posted on Sep, 18 2009 @ 02:26 AM
Those of you who disagree, I respectfully request that you read my whole post before responding, because I do include a few caveats and qualifiers.
Examples of what I consider "garbage" :
Edgar Cayce channeling info on Atlantis
The anon (?) 1925 channeling of the "Emerald Tablets of Thoth"
Anything "channeled" by New Agers, 1980 to the present
Benjamin Creme and his Maitreya channelings
People on TV or preachers who claim to be able to get in touched with the dead loved ones of audience members (this one really bothers me because it
is a goulish way of fleecing the gullible)
I think all of the above are a bunch of bull****. Some of them are well-written and enjoyable to read, and may even contain profound truths, but I
think ultimately they are fiction.
I'm not saying everyone who "channels" is insincere...many believe quite strongly in what they are doing, I think, but I think they work themselves
into some kind of trance state and then latch onto various self-induced visions, attaching meaning to them through a combination of error, ignorance,
and wishful thinking.
Vedic Hinduism, Eastern Orthodox Christian meditators, Zen Buddhists, and others who seek fusion with the ultimate repeatedly warn us from attaching
too much importance to "visions" occuring during altered states of consciousness or deep prayer/meditation.
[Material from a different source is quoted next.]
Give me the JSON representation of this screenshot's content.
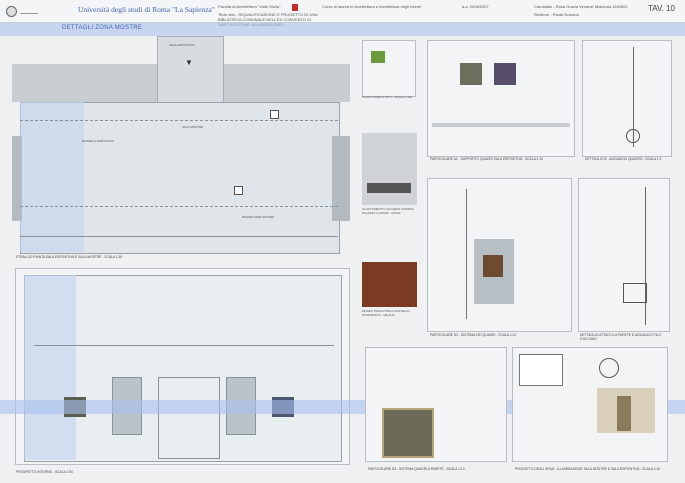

These things are to be ignored as
hindrances and delusions...not embraced. I think this is a nobler and deeper view. The "Channelers" stop far short of this ideal and instead revel
in the visionary state...what the Tibetans might call the "second bardo" (rather than progressing beyond to the third bardo, where ultimate truth
and fusion with the divine occurrs).
I do believe in a number of paranormal events and in the fact that there may exist higher planes, etheral spirits, etc. I just think people who claim
to be able to "channel" them are either con-artists or deluded.
There is ONE form of "channeling-like" behavior I am willing to accept as valid: the shamanic practices of ancient societies, such as when a shaman
enters a trance and "becomes" a spirit-animal. Notice I said VALID, not "true." I accept this and the belief system around it because it is
ancient and seemingly almost universal, and thus acquires a kind of gravitas that comes with pure age and tradition. When something like this persists
in cultures as wide-spread as the Amazon valley and Paleo-Siberia, it cannot be dismissed lightly, and deserves respect. From this perspective, such
activities go beyond "true" and "false" and enter into the mythic realm, where things might not be "literally factual" but do manage to
convey deep truths about life and death.
However, I extend the above caveat only to time-tested shamanic traditions...not to anyone born in the 20th century in a modern, developed society.
[edit on 9/18/09 by silent thunder]